# REQUIRED WORK:
How many lines in the records below contain "thoughts"? Reply with the number alone.

# LISTED ENTRIES:
= Beginning of Section =

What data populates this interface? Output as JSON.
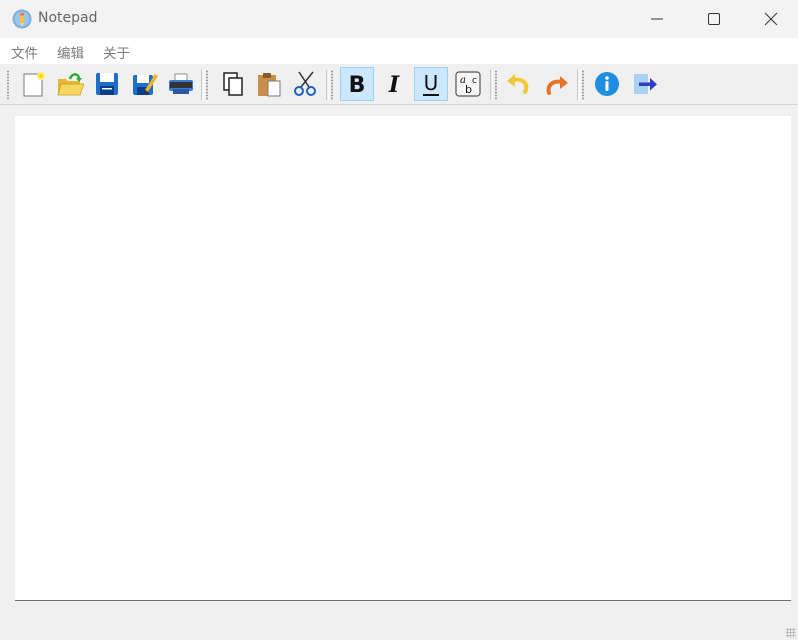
{
  "window": {
    "title": "Notepad",
    "controls": {
      "minimize": "minimize-icon",
      "maximize": "maximize-icon",
      "close": "close-icon"
    }
  },
  "menu": {
    "items": [
      {
        "label": "文件"
      },
      {
        "label": "编辑"
      },
      {
        "label": "关于"
      }
    ]
  },
  "toolbar": {
    "buttons": [
      {
        "icon": "new-file-icon",
        "checked": false
      },
      {
        "icon": "open-folder-icon",
        "checked": false
      },
      {
        "icon": "save-icon",
        "checked": false
      },
      {
        "icon": "save-as-icon",
        "checked": false
      },
      {
        "icon": "print-icon",
        "checked": false
      },
      {
        "icon": "copy-icon",
        "checked": false
      },
      {
        "icon": "paste-icon",
        "checked": false
      },
      {
        "icon": "cut-icon",
        "checked": false
      },
      {
        "icon": "bold-icon",
        "checked": true
      },
      {
        "icon": "italic-icon",
        "checked": false
      },
      {
        "icon": "underline-icon",
        "checked": true
      },
      {
        "icon": "font-icon",
        "checked": false
      },
      {
        "icon": "undo-icon",
        "checked": false
      },
      {
        "icon": "redo-icon",
        "checked": false
      },
      {
        "icon": "info-icon",
        "checked": false
      },
      {
        "icon": "exit-icon",
        "checked": false
      }
    ],
    "colors": {
      "checked_bg": "#cce8ff",
      "checked_border": "#99d1ff"
    }
  },
  "editor": {
    "content": ""
  }
}
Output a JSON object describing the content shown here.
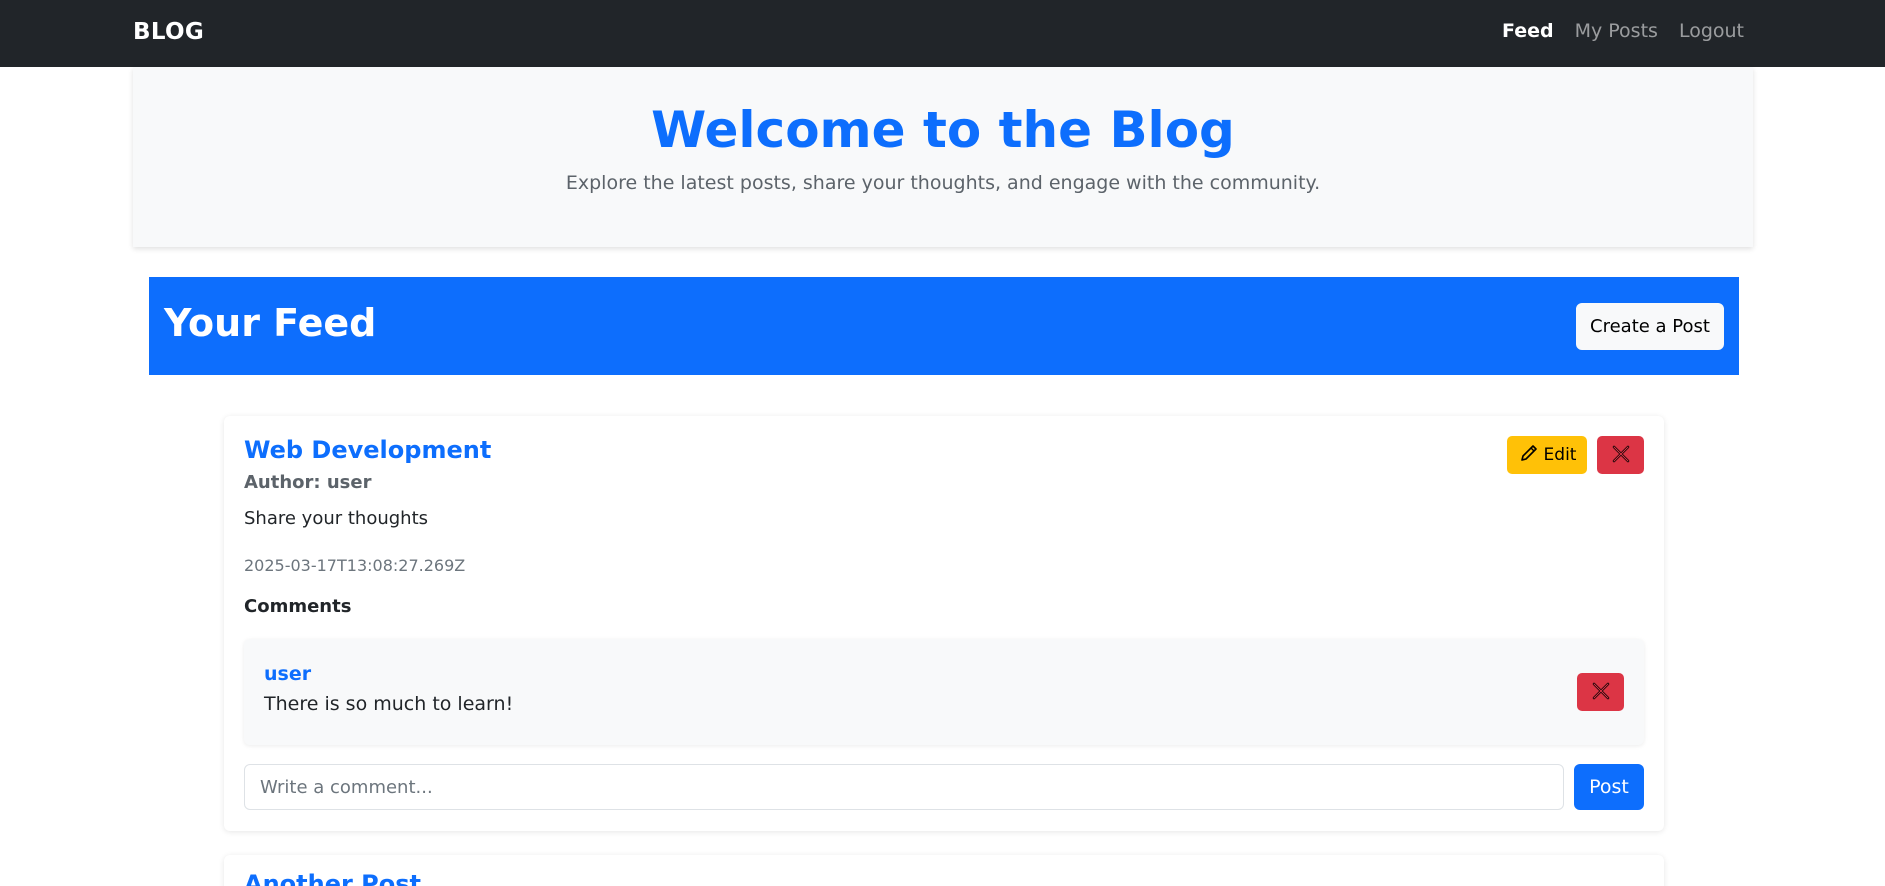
{
  "navbar": {
    "brand": "BLOG",
    "links": [
      {
        "label": "Feed",
        "active": true
      },
      {
        "label": "My Posts",
        "active": false
      },
      {
        "label": "Logout",
        "active": false
      }
    ]
  },
  "hero": {
    "title": "Welcome to the Blog",
    "subtitle": "Explore the latest posts, share your thoughts, and engage with the community."
  },
  "feed": {
    "title": "Your Feed",
    "create_label": "Create a Post"
  },
  "posts": [
    {
      "title": "Web Development",
      "author": "Author: user",
      "body": "Share your thoughts",
      "date": "2025-03-17T13:08:27.269Z",
      "edit_label": "Edit",
      "edit_icon": "pencil-icon",
      "delete_icon": "x-icon",
      "comments_heading": "Comments",
      "comments": [
        {
          "user": "user",
          "text": "There is so much to learn!"
        }
      ],
      "comment_placeholder": "Write a comment...",
      "post_label": "Post"
    },
    {
      "title": "Another Post"
    }
  ],
  "colors": {
    "primary": "#0d6efd",
    "navbar": "#212529",
    "warning": "#ffc107",
    "danger": "#dc3545",
    "light": "#f8f9fa"
  }
}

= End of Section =

# YOUR RESPONSE:
2